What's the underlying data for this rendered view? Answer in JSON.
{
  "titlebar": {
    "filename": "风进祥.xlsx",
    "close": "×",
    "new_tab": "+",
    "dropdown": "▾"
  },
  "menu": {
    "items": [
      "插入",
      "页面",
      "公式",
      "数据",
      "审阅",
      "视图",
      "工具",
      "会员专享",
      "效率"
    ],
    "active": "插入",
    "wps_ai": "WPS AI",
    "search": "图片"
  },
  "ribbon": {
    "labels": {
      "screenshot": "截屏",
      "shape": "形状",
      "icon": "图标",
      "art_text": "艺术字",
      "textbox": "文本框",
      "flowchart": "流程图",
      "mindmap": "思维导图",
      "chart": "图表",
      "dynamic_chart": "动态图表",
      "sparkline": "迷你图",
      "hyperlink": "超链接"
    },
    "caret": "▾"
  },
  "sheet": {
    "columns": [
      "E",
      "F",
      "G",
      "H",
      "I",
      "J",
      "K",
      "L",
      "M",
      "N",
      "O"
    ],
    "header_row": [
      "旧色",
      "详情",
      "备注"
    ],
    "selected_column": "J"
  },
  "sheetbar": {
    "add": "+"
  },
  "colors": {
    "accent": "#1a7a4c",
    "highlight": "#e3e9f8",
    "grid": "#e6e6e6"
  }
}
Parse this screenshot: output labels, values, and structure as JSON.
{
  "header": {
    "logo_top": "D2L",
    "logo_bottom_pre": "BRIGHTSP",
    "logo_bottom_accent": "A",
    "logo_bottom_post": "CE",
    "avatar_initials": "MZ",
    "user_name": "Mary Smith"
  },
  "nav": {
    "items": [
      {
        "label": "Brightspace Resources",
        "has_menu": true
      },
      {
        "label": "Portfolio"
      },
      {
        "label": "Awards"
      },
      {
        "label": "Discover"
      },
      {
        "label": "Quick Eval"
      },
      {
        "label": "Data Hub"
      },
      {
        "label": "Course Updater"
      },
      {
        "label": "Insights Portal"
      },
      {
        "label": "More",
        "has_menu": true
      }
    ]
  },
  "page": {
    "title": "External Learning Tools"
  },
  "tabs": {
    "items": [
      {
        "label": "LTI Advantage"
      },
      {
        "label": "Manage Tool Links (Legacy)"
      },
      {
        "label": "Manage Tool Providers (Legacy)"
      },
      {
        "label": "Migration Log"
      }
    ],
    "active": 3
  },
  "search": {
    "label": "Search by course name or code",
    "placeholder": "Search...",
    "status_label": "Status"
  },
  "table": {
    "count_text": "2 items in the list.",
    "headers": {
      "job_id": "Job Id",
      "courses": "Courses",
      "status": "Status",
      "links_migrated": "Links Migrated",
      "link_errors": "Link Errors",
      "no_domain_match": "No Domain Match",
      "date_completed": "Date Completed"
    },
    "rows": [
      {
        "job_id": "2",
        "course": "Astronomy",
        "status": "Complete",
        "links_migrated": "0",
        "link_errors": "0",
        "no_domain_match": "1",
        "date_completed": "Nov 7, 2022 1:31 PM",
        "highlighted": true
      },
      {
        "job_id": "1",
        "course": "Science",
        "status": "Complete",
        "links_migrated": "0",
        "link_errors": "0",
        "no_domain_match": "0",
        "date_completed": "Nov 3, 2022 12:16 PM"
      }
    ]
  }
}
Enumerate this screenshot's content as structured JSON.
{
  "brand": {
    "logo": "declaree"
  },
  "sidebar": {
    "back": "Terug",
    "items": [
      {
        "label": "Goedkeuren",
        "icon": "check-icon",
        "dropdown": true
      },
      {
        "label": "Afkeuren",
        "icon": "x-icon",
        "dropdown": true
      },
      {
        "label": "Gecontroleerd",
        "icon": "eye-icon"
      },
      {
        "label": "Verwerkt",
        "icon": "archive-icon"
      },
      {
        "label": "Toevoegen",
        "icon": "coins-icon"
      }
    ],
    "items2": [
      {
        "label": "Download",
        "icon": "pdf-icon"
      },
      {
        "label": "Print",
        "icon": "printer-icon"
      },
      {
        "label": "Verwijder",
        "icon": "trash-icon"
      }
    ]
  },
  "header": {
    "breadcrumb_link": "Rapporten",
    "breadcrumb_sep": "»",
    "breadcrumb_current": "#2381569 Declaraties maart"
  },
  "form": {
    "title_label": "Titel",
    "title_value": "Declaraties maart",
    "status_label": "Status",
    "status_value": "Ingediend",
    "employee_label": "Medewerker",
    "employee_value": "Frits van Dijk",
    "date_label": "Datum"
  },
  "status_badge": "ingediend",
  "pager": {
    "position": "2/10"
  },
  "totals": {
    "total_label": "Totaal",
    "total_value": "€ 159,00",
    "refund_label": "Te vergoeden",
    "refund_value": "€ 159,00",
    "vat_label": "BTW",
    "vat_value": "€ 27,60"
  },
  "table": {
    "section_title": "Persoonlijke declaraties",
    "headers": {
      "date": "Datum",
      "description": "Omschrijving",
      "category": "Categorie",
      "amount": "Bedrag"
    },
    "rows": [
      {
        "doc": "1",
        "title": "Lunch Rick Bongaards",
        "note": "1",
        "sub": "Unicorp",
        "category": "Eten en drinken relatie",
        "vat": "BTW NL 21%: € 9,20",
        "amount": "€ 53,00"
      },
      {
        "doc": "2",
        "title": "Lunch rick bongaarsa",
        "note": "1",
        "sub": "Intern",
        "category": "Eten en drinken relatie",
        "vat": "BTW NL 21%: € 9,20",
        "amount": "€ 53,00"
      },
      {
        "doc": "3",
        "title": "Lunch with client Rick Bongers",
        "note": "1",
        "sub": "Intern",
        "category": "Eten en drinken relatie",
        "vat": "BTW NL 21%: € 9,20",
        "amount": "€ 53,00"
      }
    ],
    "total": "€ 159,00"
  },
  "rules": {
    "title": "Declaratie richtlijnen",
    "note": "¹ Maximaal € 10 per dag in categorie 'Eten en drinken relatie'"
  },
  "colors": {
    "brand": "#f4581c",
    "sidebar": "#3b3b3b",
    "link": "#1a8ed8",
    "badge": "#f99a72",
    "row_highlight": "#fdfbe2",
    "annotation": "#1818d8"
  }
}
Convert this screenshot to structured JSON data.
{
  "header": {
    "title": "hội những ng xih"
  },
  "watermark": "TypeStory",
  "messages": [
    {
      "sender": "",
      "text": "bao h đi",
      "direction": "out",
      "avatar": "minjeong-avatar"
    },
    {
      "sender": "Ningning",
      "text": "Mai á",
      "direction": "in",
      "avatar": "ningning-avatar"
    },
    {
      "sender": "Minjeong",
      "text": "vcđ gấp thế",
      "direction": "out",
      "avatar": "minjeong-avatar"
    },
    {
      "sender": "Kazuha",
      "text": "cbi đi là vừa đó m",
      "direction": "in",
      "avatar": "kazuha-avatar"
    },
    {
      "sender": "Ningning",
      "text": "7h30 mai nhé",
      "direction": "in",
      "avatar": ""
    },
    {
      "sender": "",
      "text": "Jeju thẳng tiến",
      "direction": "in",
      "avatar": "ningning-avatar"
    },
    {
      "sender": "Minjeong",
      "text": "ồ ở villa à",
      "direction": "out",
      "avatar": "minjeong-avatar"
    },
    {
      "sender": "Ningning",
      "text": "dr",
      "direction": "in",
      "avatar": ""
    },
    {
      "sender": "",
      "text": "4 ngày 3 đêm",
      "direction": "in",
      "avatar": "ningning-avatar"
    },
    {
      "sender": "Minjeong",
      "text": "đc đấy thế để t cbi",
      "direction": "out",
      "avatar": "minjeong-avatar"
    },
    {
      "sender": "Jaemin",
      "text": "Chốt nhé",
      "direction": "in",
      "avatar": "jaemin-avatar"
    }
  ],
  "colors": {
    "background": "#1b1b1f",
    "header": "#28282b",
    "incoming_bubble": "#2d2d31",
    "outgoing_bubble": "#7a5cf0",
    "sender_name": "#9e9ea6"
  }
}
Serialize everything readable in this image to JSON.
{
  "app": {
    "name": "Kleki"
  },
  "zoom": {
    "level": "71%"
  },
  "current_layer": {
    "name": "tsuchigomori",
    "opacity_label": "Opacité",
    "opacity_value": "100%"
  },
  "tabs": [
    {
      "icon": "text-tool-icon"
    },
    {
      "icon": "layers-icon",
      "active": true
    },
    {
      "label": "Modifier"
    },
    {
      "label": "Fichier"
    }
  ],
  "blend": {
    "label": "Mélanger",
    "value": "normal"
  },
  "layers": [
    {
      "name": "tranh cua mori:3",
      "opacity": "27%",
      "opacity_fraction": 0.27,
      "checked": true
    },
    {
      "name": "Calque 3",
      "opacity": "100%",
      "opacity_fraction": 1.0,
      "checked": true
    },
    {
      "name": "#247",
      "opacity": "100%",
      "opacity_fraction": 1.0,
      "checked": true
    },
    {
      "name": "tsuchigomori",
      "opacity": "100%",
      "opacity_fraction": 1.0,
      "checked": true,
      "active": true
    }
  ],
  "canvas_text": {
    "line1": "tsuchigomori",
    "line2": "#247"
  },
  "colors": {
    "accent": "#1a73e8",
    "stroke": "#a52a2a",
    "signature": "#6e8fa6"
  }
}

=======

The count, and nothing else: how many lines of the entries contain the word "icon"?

Solution to the exercise: 11